When you reach the line containing "Convert this screenshot", repeat that line and each one after it exactly until the records end, leaving out pictures.

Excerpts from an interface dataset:
---

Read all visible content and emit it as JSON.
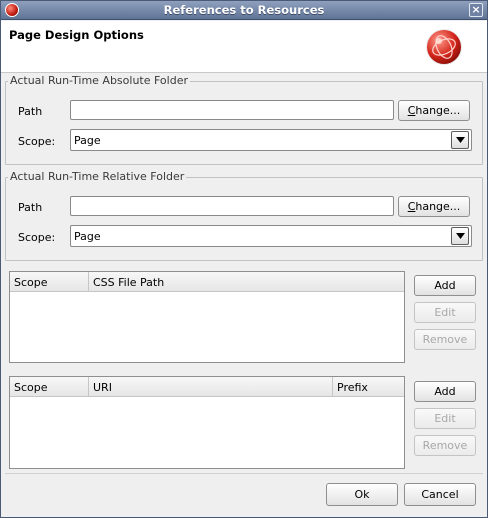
{
  "window": {
    "title": "References to Resources",
    "close_glyph": "×"
  },
  "banner": {
    "title": "Page Design Options"
  },
  "absolute_group": {
    "legend": "Actual Run-Time Absolute Folder",
    "path_label": "Path",
    "path_value": "",
    "change_label_underlined": "C",
    "change_label_rest": "hange...",
    "scope_label": "Scope:",
    "scope_value": "Page"
  },
  "relative_group": {
    "legend": "Actual Run-Time Relative Folder",
    "path_label": "Path",
    "path_value": "",
    "change_label_underlined": "C",
    "change_label_rest": "hange...",
    "scope_label": "Scope:",
    "scope_value": "Page"
  },
  "css_table": {
    "columns": [
      "Scope",
      "CSS File Path"
    ],
    "add_label": "Add",
    "edit_label": "Edit",
    "remove_label": "Remove"
  },
  "uri_table": {
    "columns": [
      "Scope",
      "URI",
      "Prefix"
    ],
    "add_label": "Add",
    "edit_label": "Edit",
    "remove_label": "Remove"
  },
  "footer": {
    "ok_label": "Ok",
    "cancel_label": "Cancel"
  },
  "colors": {
    "titlebar": "#6f82a3",
    "accent_red": "#d2241a",
    "disabled_text": "#a8a8a8"
  },
  "icons": {
    "app": "app-logo-icon",
    "close": "close-icon",
    "banner": "page-design-logo-icon",
    "dropdown": "chevron-down-icon"
  }
}
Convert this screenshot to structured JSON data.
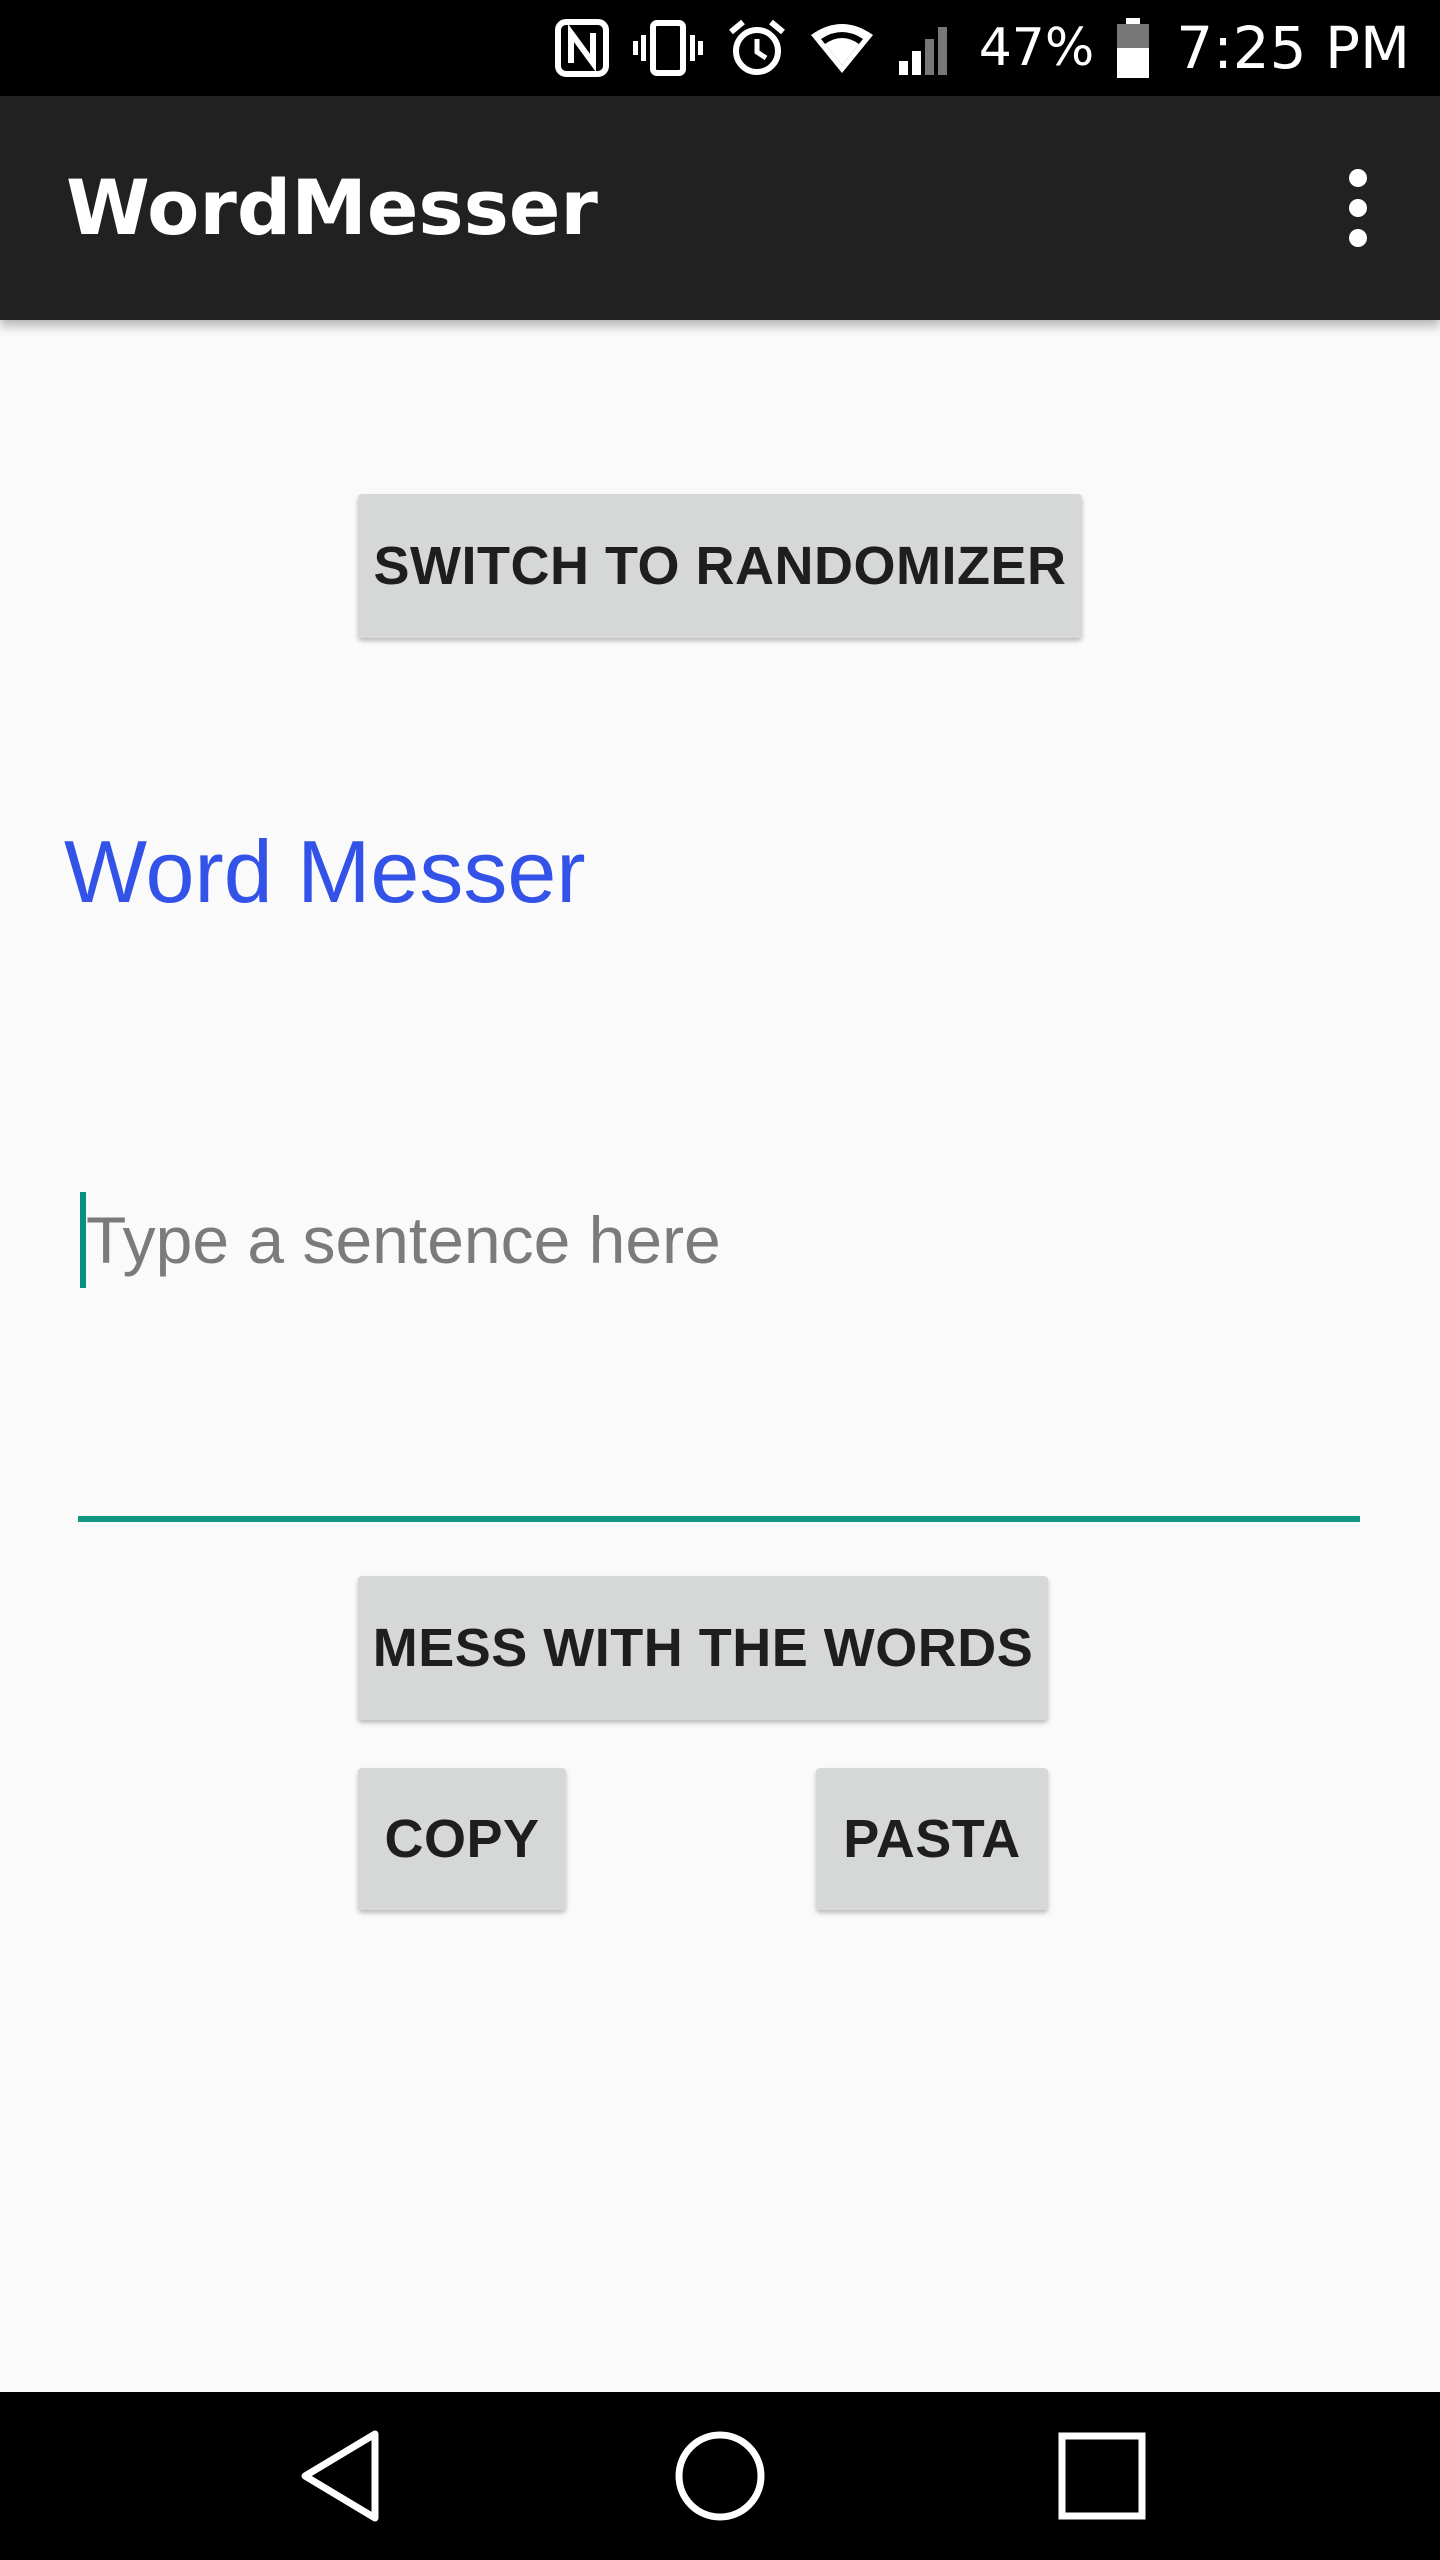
{
  "status_bar": {
    "battery_percent": "47%",
    "time": "7:25 PM",
    "icons": [
      "nfc-icon",
      "vibrate-icon",
      "alarm-icon",
      "wifi-icon",
      "signal-icon",
      "battery-icon"
    ]
  },
  "app_bar": {
    "title": "WordMesser",
    "menu_icon": "overflow-menu-icon"
  },
  "main": {
    "switch_button": "SWITCH TO RANDOMIZER",
    "heading": "Word Messer",
    "input": {
      "placeholder": "Type a sentence here",
      "value": ""
    },
    "mess_button": "MESS WITH THE WORDS",
    "copy_button": "COPY",
    "pasta_button": "PASTA"
  },
  "nav_bar": {
    "icons": [
      "back-icon",
      "home-icon",
      "recents-icon"
    ]
  },
  "colors": {
    "heading": "#3352e8",
    "accent": "#119683",
    "app_bar": "#212121",
    "button": "#d6d7d7"
  }
}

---

### Result for this task
Convert this screenshot to structured JSON data.
{
  "status_bar": {
    "battery_percent": "47%",
    "time": "7:25 PM",
    "icons": [
      "nfc-icon",
      "vibrate-icon",
      "alarm-icon",
      "wifi-icon",
      "signal-icon",
      "battery-icon"
    ]
  },
  "app_bar": {
    "title": "WordMesser",
    "menu_icon": "overflow-menu-icon"
  },
  "main": {
    "switch_button": "SWITCH TO RANDOMIZER",
    "heading": "Word Messer",
    "input": {
      "placeholder": "Type a sentence here",
      "value": ""
    },
    "mess_button": "MESS WITH THE WORDS",
    "copy_button": "COPY",
    "pasta_button": "PASTA"
  },
  "nav_bar": {
    "icons": [
      "back-icon",
      "home-icon",
      "recents-icon"
    ]
  },
  "colors": {
    "heading": "#3352e8",
    "accent": "#119683",
    "app_bar": "#212121",
    "button": "#d6d7d7"
  }
}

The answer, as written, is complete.